Gottfried Alf (1831–1898) Was in and out of Polish Prisons

[To see a photograph of Gottfried F. Alf, go to]

Mentnowo, a German colony northwest of Warsaw, Poland, had no resident Lutheran minister in 1850. Pastors were scarce and had to cover wide areas. For the most part, liberal theology and formal worship had supplanted genuine faith in the region.

As schoolmaster of Mentnowo, nineteen-year-old Gottfried F. Alf (1831–1898) led his town’s church service and read a sermon. To understand the sermons, he studied the Bible. God’s word showed him he was a sinner. He saw salvation comes only by Christ’s work. In 1853, he committed himself to Christ.

He shared his insights with students. Several became practicing Christians and so did a few parents. Other parents complained that Alf was misleading their children. Alf’s pastor forbade him to hold Bible discussions and prayer meetings. When Alf persisted, the pastor charged him at the Lutheran Consistory (council). The Consistory fired him. Without an income to support his wife and child, Alf moved them to his father’s land.

Alf began making mission trips throughout the region. The gospel transformed listeners. Lutheran authorities instigated his arrest and beating. Realizing he no longer fit in the Lutheran church, he joined the Baptists. His father threw him off the farm. Alf moved to another village near Warsaw.

With help from German Baptists, Alf formed the first Baptist church in Russian-controlled Poland. However, the Lutheran Consistory and a Lutheran magistrate forbade Alf to preach.

Alf chose to preach anyway. Large crowds listened. Many joined the Baptists. Baptists suffered continual persecution not only from Lutherans but from the Russian Orthodox Church. Hostile magistrates beat and/or imprisoned Alf at least thirty times by 1866. In some prisons, chains chafed his arms until the skin bled and vermin covered him with bites. Criminals heckled, jeered, and threatened.

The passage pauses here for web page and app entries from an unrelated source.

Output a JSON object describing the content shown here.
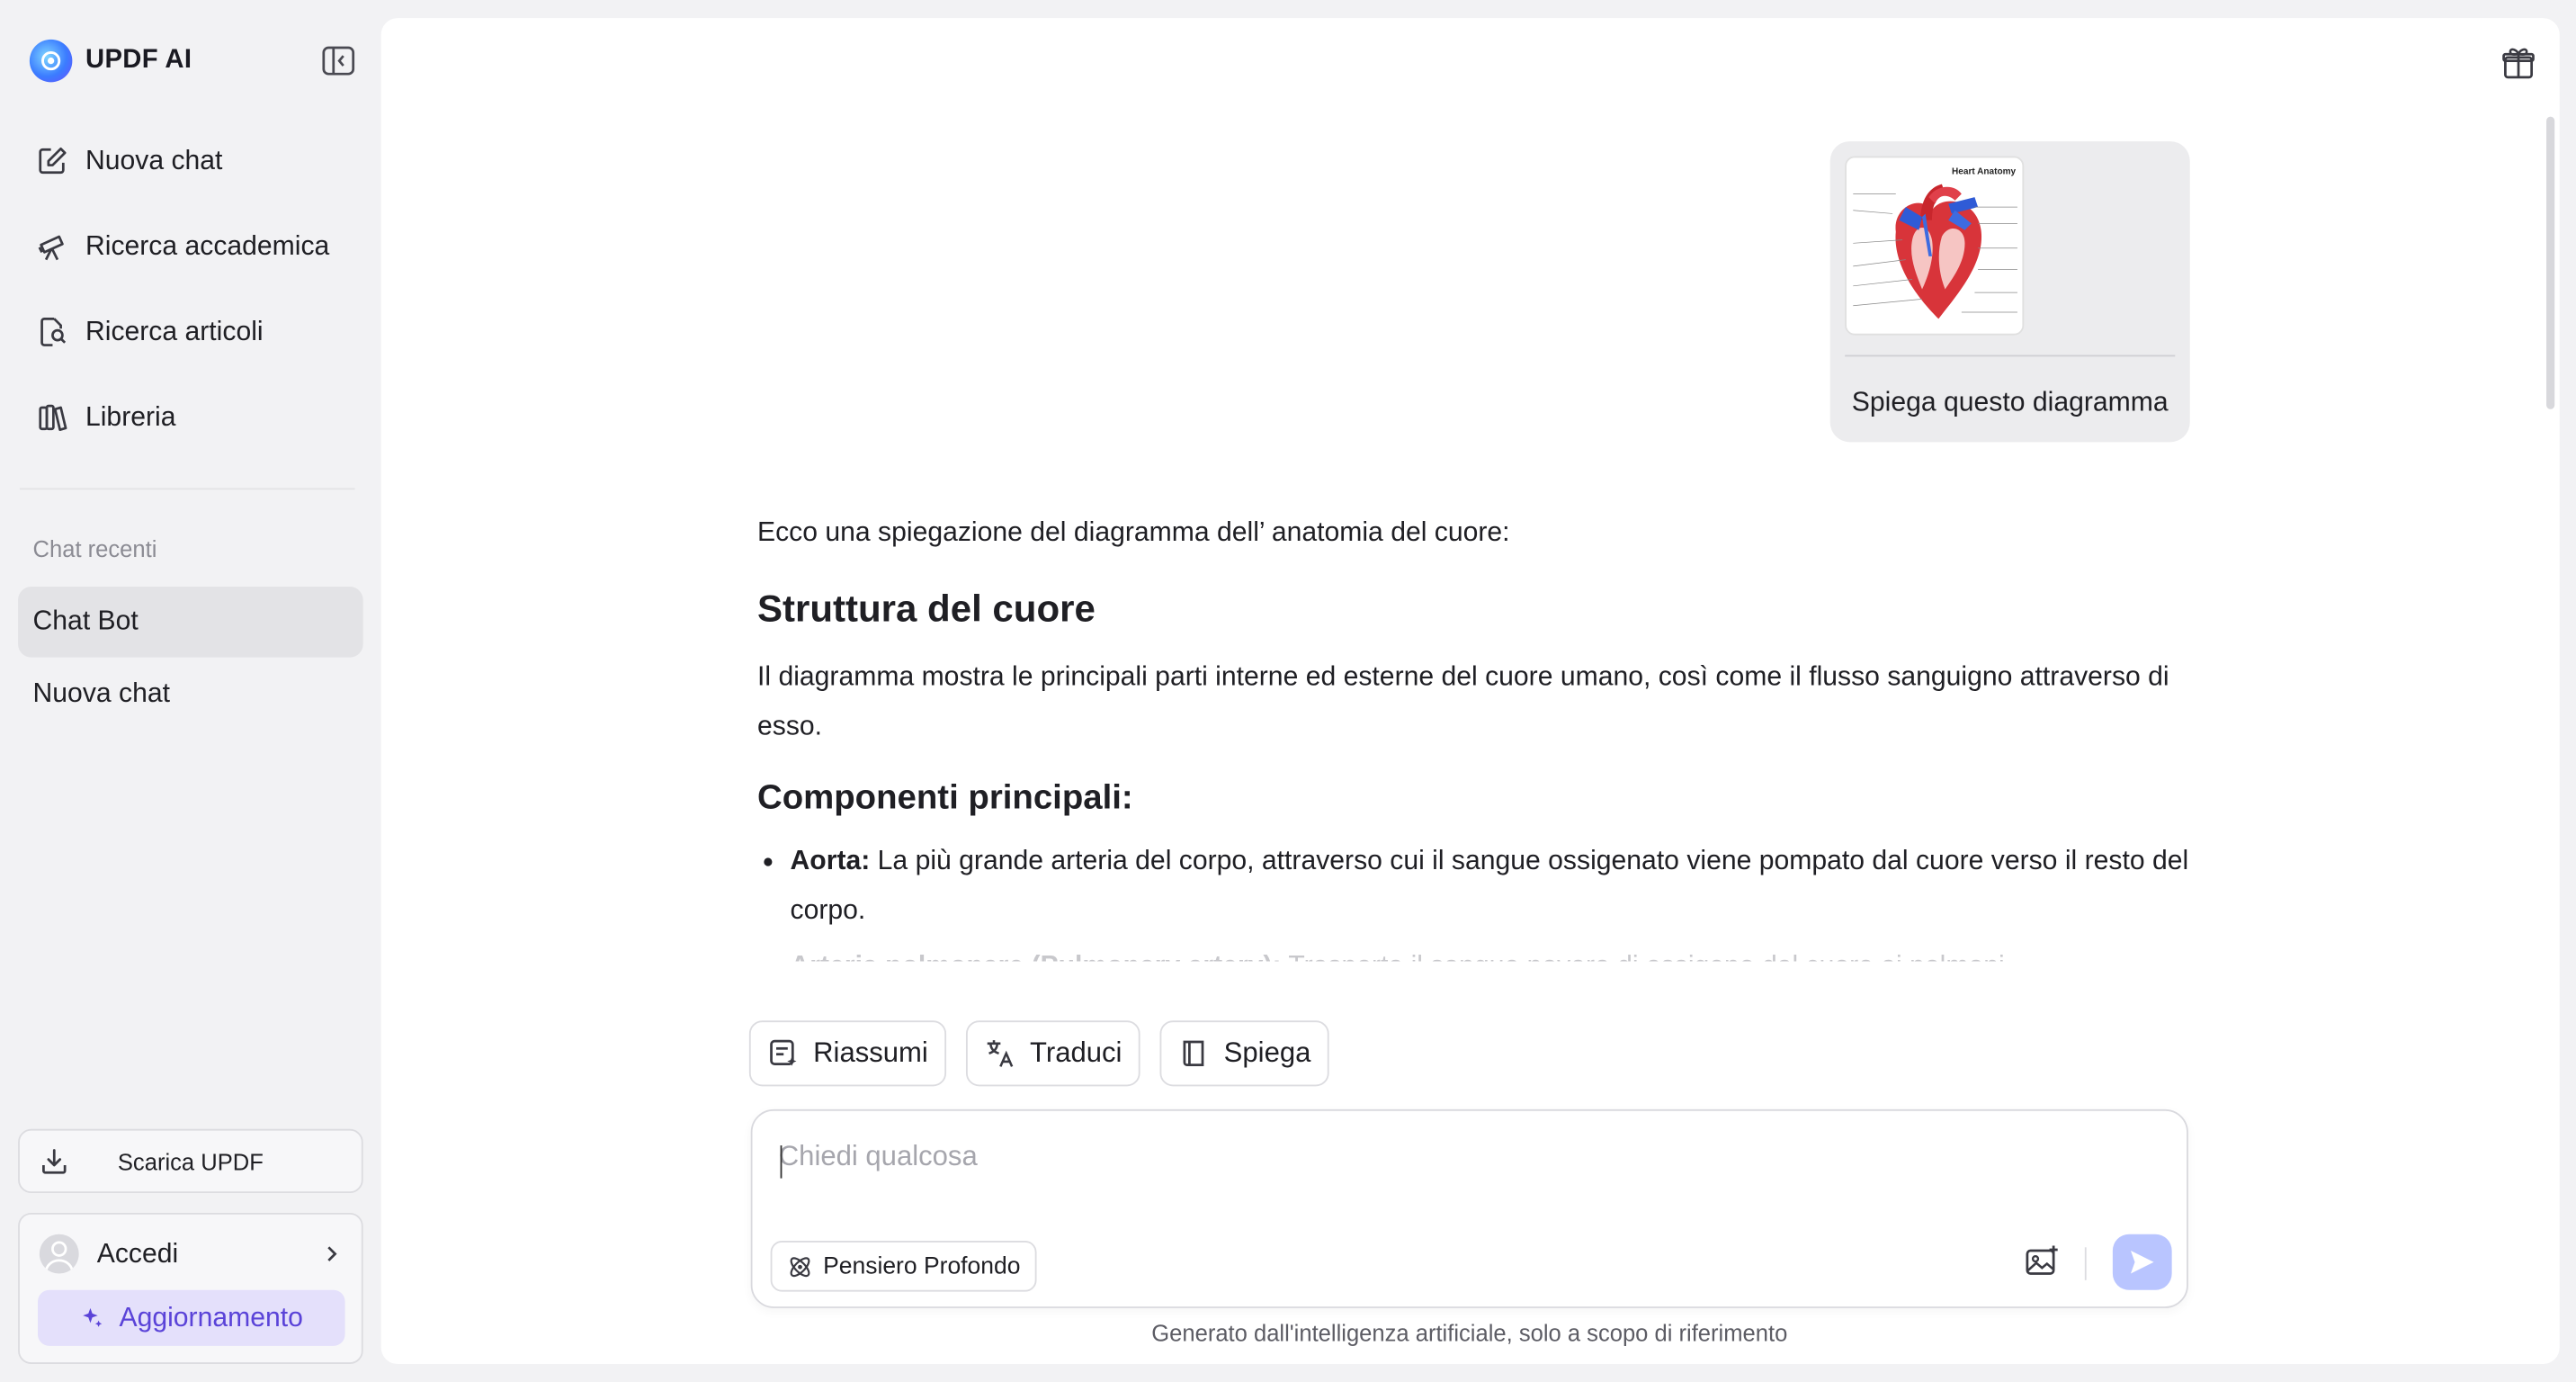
{
  "app": {
    "name": "UPDF AI"
  },
  "sidebar": {
    "nav": [
      {
        "label": "Nuova chat",
        "icon": "edit-icon"
      },
      {
        "label": "Ricerca accademica",
        "icon": "telescope-icon"
      },
      {
        "label": "Ricerca articoli",
        "icon": "document-search-icon"
      },
      {
        "label": "Libreria",
        "icon": "library-icon"
      }
    ],
    "recent_title": "Chat recenti",
    "recent": [
      {
        "label": "Chat Bot",
        "active": true
      },
      {
        "label": "Nuova chat",
        "active": false
      }
    ],
    "download_label": "Scarica UPDF",
    "account_label": "Accedi",
    "upgrade_label": "Aggiornamento"
  },
  "conversation": {
    "user_message": {
      "image_title": "Heart Anatomy",
      "text": "Spiega questo diagramma"
    },
    "answer": {
      "intro": "Ecco una spiegazione del diagramma dell’  anatomia del cuore:",
      "heading1": "Struttura del cuore",
      "paragraph1": "Il diagramma mostra le principali parti interne ed esterne del cuore umano, così come il flusso sanguigno attraverso di esso.",
      "heading2": "Componenti principali:",
      "items": [
        {
          "term": "Aorta:",
          "text": " La più grande arteria del corpo, attraverso cui il sangue ossigenato viene pompato dal cuore verso il resto del corpo."
        },
        {
          "term": "Arteria polmonare (Pulmonary artery):",
          "text": " Trasporta il sangue povero di ossigeno dal cuore ai polmoni."
        }
      ]
    }
  },
  "actions": [
    {
      "label": "Riassumi",
      "icon": "summary-icon"
    },
    {
      "label": "Traduci",
      "icon": "translate-icon"
    },
    {
      "label": "Spiega",
      "icon": "book-icon"
    }
  ],
  "composer": {
    "placeholder": "Chiedi qualcosa",
    "value": "",
    "deep_thinking_label": "Pensiero Profondo"
  },
  "footnote": "Generato dall'intelligenza artificiale, solo a scopo di riferimento",
  "colors": {
    "accent": "#5a43d8",
    "upgrade_bg": "#e4e0fb",
    "send_bg": "#b9c5ff",
    "active_recent": "#e3e3e6"
  }
}
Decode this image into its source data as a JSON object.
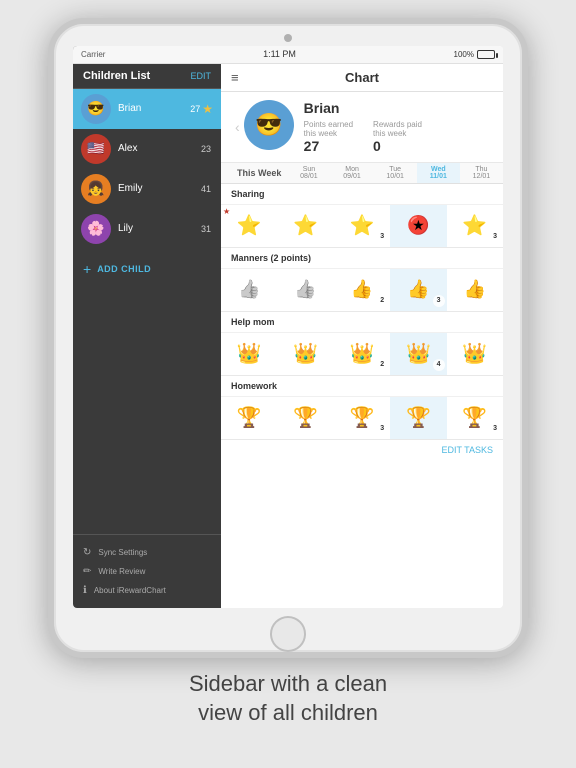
{
  "statusBar": {
    "carrier": "Carrier",
    "time": "1:11 PM",
    "battery": "100%"
  },
  "sidebar": {
    "title": "Children List",
    "editLabel": "EDIT",
    "children": [
      {
        "name": "Brian",
        "points": 27,
        "active": true,
        "avatar": "brian",
        "emoji": "😎"
      },
      {
        "name": "Alex",
        "points": 23,
        "active": false,
        "avatar": "alex",
        "emoji": "🇺🇸"
      },
      {
        "name": "Emily",
        "points": 41,
        "active": false,
        "avatar": "emily",
        "emoji": "👧"
      },
      {
        "name": "Lily",
        "points": 31,
        "active": false,
        "avatar": "lily",
        "emoji": "🌸"
      }
    ],
    "addChildLabel": "ADD CHILD",
    "footer": [
      {
        "icon": "↻",
        "label": "Sync Settings"
      },
      {
        "icon": "✏",
        "label": "Write Review"
      },
      {
        "icon": "ℹ",
        "label": "About iRewardChart"
      }
    ]
  },
  "main": {
    "menuIcon": "≡",
    "title": "Chart",
    "profile": {
      "name": "Brian",
      "pointsLabel": "Points earned",
      "pointsSubLabel": "this week",
      "pointsValue": "27",
      "rewardsLabel": "Rewards paid",
      "rewardsSubLabel": "this week",
      "rewardsValue": "0"
    },
    "weekLabel": "This Week",
    "days": [
      {
        "name": "Sun",
        "date": "08/01",
        "today": false
      },
      {
        "name": "Mon",
        "date": "09/01",
        "today": false
      },
      {
        "name": "Tue",
        "date": "10/01",
        "today": false
      },
      {
        "name": "Wed",
        "date": "11/01",
        "today": true
      },
      {
        "name": "Thu",
        "date": "12/01",
        "today": false
      }
    ],
    "tasks": [
      {
        "name": "Sharing",
        "rows": [
          {
            "cells": [
              {
                "icon": "⭐",
                "color": "red",
                "badge": null
              },
              {
                "icon": "⭐",
                "color": "gold",
                "badge": null
              },
              {
                "icon": "3",
                "type": "star-num",
                "badge": "3"
              },
              {
                "icon": "⭐",
                "color": "red",
                "badge": null
              },
              {
                "icon": "3",
                "type": "star-num",
                "badge": "3"
              }
            ]
          }
        ]
      },
      {
        "name": "Manners (2 points)",
        "rows": [
          {
            "cells": [
              {
                "icon": "👍",
                "color": "grey",
                "badge": null
              },
              {
                "icon": "👍",
                "color": "grey",
                "badge": null
              },
              {
                "icon": "👍",
                "color": "blue",
                "badge": "2"
              },
              {
                "icon": "👍",
                "color": "blue",
                "badge": "3"
              },
              {
                "icon": "👍",
                "color": "blue",
                "badge": null
              }
            ]
          }
        ]
      },
      {
        "name": "Help mom",
        "rows": [
          {
            "cells": [
              {
                "icon": "👑",
                "color": "gold",
                "badge": null
              },
              {
                "icon": "👑",
                "color": "red",
                "badge": null
              },
              {
                "icon": "👑",
                "color": "gold",
                "badge": "2"
              },
              {
                "icon": "👑",
                "color": "gold",
                "badge": "4"
              },
              {
                "icon": "👑",
                "color": "red",
                "badge": null
              }
            ]
          }
        ]
      },
      {
        "name": "Homework",
        "rows": [
          {
            "cells": [
              {
                "icon": "🏆",
                "color": "red",
                "badge": null
              },
              {
                "icon": "🏆",
                "color": "gold",
                "badge": null
              },
              {
                "icon": "🏆",
                "color": "gold",
                "badge": "3"
              },
              {
                "icon": "🏆",
                "color": "red",
                "badge": null
              },
              {
                "icon": "🏆",
                "color": "gold",
                "badge": "3"
              }
            ]
          }
        ]
      }
    ],
    "editTasksLabel": "EDIT TASKS"
  },
  "caption": "Sidebar with a clean\nview of all children"
}
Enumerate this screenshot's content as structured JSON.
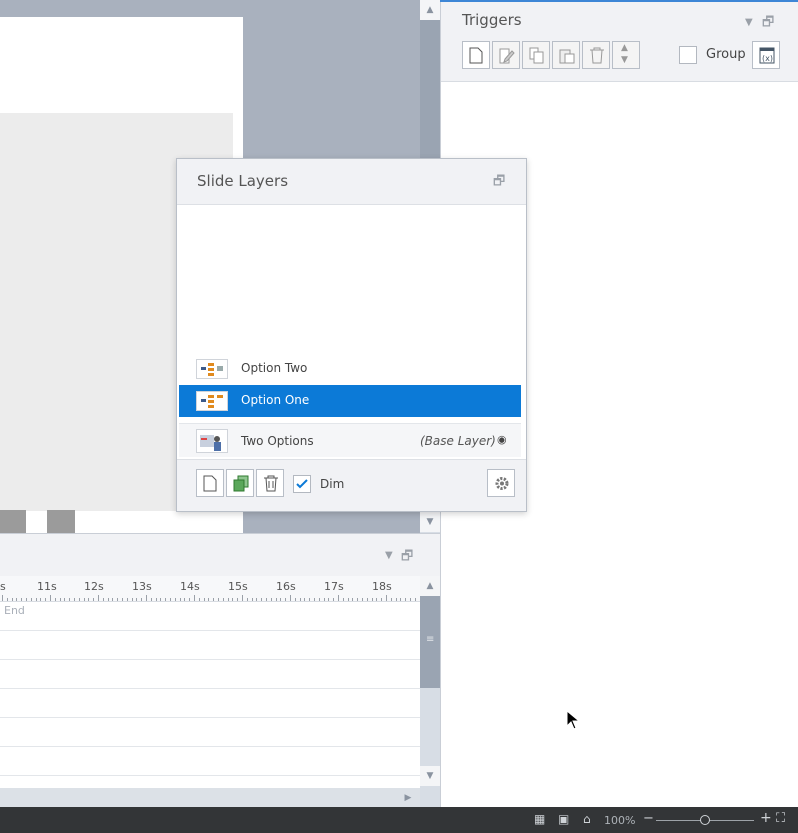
{
  "triggers": {
    "title": "Triggers",
    "group_label": "Group",
    "group_checked": false,
    "toolbar": [
      "new-trigger",
      "edit-trigger",
      "copy-trigger",
      "paste-trigger",
      "delete-trigger",
      "reorder-trigger"
    ]
  },
  "slide_layers": {
    "title": "Slide Layers",
    "layers": [
      {
        "name": "Option Two",
        "selected": false,
        "suffix": ""
      },
      {
        "name": "Option One",
        "selected": true,
        "suffix": ""
      },
      {
        "name": "Two Options",
        "selected": false,
        "suffix": "(Base Layer)"
      }
    ],
    "dim_label": "Dim",
    "dim_checked": true
  },
  "timeline": {
    "ticks": [
      "s",
      "11s",
      "12s",
      "13s",
      "14s",
      "15s",
      "16s",
      "17s",
      "18s"
    ],
    "end_label": "End"
  },
  "statusbar": {
    "zoom": "100%",
    "zoom_minus": "−",
    "zoom_plus": "+"
  },
  "colors": {
    "accent": "#0c7ad7",
    "statusbar": "#333537"
  }
}
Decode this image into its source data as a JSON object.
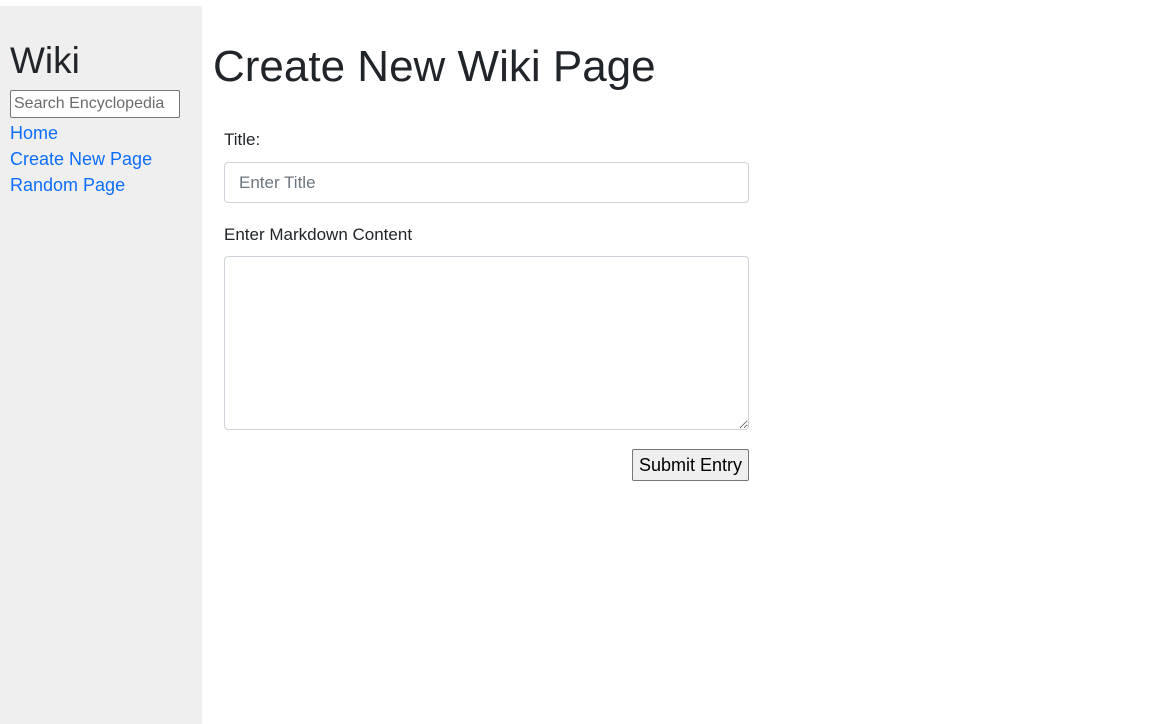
{
  "sidebar": {
    "title": "Wiki",
    "search": {
      "placeholder": "Search Encyclopedia",
      "value": ""
    },
    "links": {
      "home": "Home",
      "create_new_page": "Create New Page",
      "random_page": "Random Page"
    },
    "link_color": "#0d6efd",
    "background_color": "#efefef"
  },
  "main": {
    "page_title": "Create New Wiki Page",
    "form": {
      "title_label": "Title:",
      "title_placeholder": "Enter Title",
      "title_value": "",
      "content_label": "Enter Markdown Content",
      "content_value": "",
      "submit_label": "Submit Entry"
    }
  }
}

Sometimes he felt hopeless but he did not stop working. In addition to the many churches he founded in Poland, he founded the first Baptist churches in Ukraine.

So great were his sufferings that it is hard to select one imprisonment as the worst. Yet the second of his three arrests in 1865 gives a sense of what he endured. Here is how Albert W. Wardin jr. described it in Gottfried F. Alf: Pioneer of the Baptist Movement in Poland (pp. 49–50).

Not far from Adamowo, although he was carrying a pass, Alf was stopped by two of his enemies. They found, however, that Adamowo was not listed in his pass and took him to the magistrate in Wiszkow…. Since he carried tracts in his travel bag, he was labeled a sectarian and was thrown in prison on May 13 for four days. For the first three days he was among criminals and without food or drink; on the fourth day a German smith heard of him and brought him food. He was then transported to Pultusk, where he was imprisoned eight days. He was held here so long that his pass expired, which was further cause for punishment. He was then ordered to Przasnysz, a particularly torturous journey by foot since he was not feeling well. Fortunately brethren with a wagon came searching for him and carried him to Prasnisz, where he remained imprisoned for four days until May 28.
The authorities then sent him to Chazecharow, where on the next day the magistrate ordered him to pay ten rubles. Alf sent in the ten rubles, but that did not settle the matter.… Alf was ordered to deliver the money personally with a written declaration that he had not traveled with any evil intent and would not spread a false faith but only the pure Christian religion…. [By] June 3, Alf had endured twenty-one days of suffering and approximately 1,300 kilometers [808 miles] of tiresome travel. After four weeks he arrived home…. His wife and most of the brethren had given him up as lost and dead.